by Mitchell Bard
In the late 19th century, the rise of religious and racist anti-Semitism led to a resurgence of pogroms in Russia and Eastern Europe, shattering promises of equality and tolerance. This stimulated Jewish immigration to Palestine from Europe.
Simultaneously, a wave of Jews immigrated to Palestine from Yemen, Morocco, Iraq and Turkey. These Jews were unaware of Theodor Herzl's political Zionism or of European pogroms. They were motivated by the centuries-old dream of the “Return to Zion” and a fear of intolerance. Upon hearing that the gates of Palestine were open, they braved the hardships of travel and went to the “Land of Israel.”

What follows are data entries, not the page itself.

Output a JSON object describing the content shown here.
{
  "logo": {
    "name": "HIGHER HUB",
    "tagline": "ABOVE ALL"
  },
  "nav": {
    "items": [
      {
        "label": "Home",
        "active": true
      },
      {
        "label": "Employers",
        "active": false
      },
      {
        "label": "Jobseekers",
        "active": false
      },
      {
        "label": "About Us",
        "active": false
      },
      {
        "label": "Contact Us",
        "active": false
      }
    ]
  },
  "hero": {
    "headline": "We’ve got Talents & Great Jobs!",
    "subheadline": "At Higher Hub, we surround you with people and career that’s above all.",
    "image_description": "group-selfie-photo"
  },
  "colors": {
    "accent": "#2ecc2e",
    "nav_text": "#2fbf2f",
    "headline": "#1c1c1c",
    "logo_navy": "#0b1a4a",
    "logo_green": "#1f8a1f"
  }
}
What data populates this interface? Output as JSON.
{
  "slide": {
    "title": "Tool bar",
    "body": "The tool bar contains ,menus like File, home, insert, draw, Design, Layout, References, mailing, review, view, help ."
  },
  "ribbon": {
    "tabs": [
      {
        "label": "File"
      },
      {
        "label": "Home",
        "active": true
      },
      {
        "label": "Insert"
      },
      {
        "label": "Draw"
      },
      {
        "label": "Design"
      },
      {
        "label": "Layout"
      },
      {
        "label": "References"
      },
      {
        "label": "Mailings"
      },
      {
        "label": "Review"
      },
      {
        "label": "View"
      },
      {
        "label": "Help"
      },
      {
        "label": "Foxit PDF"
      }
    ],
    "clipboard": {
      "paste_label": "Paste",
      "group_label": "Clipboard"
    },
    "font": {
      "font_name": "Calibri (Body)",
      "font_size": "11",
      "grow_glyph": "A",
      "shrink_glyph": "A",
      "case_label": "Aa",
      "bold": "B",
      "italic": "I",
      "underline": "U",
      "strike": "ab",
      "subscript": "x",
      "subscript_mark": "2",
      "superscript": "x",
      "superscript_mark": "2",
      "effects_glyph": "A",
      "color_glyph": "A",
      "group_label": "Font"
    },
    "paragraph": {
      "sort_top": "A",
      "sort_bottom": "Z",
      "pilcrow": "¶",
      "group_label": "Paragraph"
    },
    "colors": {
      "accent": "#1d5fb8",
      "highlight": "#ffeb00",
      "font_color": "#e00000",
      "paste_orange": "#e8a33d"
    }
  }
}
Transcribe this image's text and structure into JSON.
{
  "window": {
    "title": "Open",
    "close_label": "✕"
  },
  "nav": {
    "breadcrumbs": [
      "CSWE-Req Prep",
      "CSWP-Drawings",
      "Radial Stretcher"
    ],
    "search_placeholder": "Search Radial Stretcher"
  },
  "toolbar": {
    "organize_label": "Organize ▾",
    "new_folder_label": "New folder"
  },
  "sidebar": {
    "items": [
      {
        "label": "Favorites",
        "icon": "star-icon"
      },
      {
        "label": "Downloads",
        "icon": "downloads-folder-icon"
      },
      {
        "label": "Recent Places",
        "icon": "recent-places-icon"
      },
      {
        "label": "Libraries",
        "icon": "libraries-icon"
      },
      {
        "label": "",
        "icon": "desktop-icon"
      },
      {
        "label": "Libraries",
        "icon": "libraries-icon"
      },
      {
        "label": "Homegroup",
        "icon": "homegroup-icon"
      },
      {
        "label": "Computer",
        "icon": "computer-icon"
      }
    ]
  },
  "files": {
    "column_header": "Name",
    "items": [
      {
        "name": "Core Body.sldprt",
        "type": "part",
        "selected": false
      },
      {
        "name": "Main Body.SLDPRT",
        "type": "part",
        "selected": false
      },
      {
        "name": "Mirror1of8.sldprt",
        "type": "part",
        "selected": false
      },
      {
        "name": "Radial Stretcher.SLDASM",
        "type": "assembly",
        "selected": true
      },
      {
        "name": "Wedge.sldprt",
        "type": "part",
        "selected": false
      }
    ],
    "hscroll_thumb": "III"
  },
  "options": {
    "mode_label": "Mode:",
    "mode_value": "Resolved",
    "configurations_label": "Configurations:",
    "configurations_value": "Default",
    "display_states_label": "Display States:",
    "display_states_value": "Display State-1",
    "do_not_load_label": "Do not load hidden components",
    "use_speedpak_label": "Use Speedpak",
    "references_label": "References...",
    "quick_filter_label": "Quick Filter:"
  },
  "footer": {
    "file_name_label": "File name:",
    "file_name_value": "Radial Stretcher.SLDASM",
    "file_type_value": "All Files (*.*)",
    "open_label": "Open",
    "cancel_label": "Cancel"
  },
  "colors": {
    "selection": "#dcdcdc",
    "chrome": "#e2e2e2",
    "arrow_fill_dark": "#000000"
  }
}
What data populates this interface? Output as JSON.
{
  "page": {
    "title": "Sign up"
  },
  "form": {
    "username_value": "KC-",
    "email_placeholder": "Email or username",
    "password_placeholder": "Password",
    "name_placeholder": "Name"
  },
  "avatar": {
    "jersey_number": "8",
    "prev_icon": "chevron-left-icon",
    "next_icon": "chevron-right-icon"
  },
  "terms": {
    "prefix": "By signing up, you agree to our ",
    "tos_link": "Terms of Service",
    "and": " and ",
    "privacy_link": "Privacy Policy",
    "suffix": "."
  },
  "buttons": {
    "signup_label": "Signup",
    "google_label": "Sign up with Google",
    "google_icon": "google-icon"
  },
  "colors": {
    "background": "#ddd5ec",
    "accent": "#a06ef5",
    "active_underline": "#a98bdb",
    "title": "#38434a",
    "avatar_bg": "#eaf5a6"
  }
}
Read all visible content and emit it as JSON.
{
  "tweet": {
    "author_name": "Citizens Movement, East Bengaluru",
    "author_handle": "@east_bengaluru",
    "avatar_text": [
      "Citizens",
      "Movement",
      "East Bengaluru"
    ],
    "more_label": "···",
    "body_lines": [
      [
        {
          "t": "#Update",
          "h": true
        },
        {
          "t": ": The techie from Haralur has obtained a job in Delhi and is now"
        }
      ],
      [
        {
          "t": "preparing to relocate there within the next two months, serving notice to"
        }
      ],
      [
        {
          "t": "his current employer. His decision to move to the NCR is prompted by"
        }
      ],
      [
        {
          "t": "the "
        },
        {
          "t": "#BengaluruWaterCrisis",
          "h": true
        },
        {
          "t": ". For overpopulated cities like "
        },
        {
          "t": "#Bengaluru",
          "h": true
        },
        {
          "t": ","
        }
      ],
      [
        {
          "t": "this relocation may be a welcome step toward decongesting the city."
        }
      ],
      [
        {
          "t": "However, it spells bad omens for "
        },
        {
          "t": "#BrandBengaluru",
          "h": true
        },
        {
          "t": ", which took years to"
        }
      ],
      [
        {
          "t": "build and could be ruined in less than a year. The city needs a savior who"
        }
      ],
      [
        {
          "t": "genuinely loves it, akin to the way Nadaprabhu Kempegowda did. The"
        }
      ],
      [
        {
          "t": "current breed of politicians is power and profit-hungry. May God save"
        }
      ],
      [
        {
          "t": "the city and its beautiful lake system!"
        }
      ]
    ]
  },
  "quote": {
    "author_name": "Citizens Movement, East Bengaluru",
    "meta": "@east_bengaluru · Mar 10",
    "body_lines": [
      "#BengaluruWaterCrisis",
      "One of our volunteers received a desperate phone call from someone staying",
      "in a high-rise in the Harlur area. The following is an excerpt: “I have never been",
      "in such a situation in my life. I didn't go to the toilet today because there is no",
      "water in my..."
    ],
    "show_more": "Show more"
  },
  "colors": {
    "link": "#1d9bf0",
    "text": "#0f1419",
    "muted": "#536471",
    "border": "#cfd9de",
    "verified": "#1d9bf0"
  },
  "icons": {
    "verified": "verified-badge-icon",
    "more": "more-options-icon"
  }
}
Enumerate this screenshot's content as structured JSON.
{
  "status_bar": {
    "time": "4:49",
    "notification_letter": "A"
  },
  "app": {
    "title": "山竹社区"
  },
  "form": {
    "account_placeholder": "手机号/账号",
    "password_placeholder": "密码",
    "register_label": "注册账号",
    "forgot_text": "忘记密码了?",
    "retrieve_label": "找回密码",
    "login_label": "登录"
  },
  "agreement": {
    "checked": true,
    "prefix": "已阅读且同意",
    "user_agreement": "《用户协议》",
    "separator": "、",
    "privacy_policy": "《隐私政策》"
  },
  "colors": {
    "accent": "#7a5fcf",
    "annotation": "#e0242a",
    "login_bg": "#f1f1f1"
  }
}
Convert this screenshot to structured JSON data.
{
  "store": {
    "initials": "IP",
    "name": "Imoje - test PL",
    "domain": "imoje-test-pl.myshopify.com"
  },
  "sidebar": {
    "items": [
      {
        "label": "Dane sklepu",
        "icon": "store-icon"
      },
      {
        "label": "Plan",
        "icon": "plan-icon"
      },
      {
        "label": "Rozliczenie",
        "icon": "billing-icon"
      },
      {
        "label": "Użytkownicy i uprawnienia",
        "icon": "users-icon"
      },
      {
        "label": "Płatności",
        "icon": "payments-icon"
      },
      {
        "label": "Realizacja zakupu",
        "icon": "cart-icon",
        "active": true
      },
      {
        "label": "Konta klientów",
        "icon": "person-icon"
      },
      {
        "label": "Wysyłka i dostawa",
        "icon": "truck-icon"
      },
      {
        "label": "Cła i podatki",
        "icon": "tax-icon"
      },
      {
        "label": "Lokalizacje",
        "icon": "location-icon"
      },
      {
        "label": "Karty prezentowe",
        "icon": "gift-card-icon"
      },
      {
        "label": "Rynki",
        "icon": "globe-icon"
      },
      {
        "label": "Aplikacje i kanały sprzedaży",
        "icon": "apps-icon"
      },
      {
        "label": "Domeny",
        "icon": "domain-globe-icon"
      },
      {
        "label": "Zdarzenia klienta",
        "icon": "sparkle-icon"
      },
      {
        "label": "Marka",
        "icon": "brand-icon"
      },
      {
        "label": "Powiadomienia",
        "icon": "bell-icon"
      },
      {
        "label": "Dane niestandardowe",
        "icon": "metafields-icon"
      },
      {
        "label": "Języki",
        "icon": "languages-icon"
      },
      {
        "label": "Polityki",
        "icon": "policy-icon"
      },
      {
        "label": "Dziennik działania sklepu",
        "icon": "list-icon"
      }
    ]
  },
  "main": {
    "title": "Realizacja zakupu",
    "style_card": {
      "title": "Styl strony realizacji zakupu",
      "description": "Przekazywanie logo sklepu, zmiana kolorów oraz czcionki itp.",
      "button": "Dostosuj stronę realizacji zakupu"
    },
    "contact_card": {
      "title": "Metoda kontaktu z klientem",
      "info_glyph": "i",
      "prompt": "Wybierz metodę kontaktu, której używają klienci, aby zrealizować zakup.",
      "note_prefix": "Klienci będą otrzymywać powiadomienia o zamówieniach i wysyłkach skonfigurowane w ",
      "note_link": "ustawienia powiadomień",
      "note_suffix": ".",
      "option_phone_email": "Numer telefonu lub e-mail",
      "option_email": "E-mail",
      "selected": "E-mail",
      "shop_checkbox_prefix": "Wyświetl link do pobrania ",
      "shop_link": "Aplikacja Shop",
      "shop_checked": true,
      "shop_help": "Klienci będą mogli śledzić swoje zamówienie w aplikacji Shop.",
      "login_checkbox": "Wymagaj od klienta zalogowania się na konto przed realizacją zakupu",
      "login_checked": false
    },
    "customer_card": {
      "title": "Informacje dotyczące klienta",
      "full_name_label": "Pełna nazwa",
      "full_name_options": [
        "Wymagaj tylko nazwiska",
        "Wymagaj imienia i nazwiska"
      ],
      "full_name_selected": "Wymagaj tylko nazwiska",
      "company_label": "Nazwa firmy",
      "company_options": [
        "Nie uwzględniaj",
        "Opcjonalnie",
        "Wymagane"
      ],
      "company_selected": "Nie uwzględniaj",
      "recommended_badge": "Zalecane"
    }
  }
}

The Zionist ideal of a return to Israel has profound religious roots. Many Jewish prayers speak of Jerusalem, Zion and the Land of Israel. The injunction not to forget Jerusalem, the site of the Temple, is a major tenet of Judaism. The Hebrew language, the Torah, laws in the Talmud, the Jewish calendar and Jewish holidays and festivals such as Shavuot all originated in Israel and revolve around its seasons and conditions. Jews pray toward Jerusalem and recite the words “next year in Jerusalem” every Passover. Jewish religion, culture and history make clear that it is only in the land of Israel that the Jewish commonwealth can be built.
In 1897, Jewish leaders formally organized the Zionist movement, calling for the restoration of the Jewish national home in Palestine, where Jews could find sanctuary and self-determination, and work for the renascence of their civilization and culture.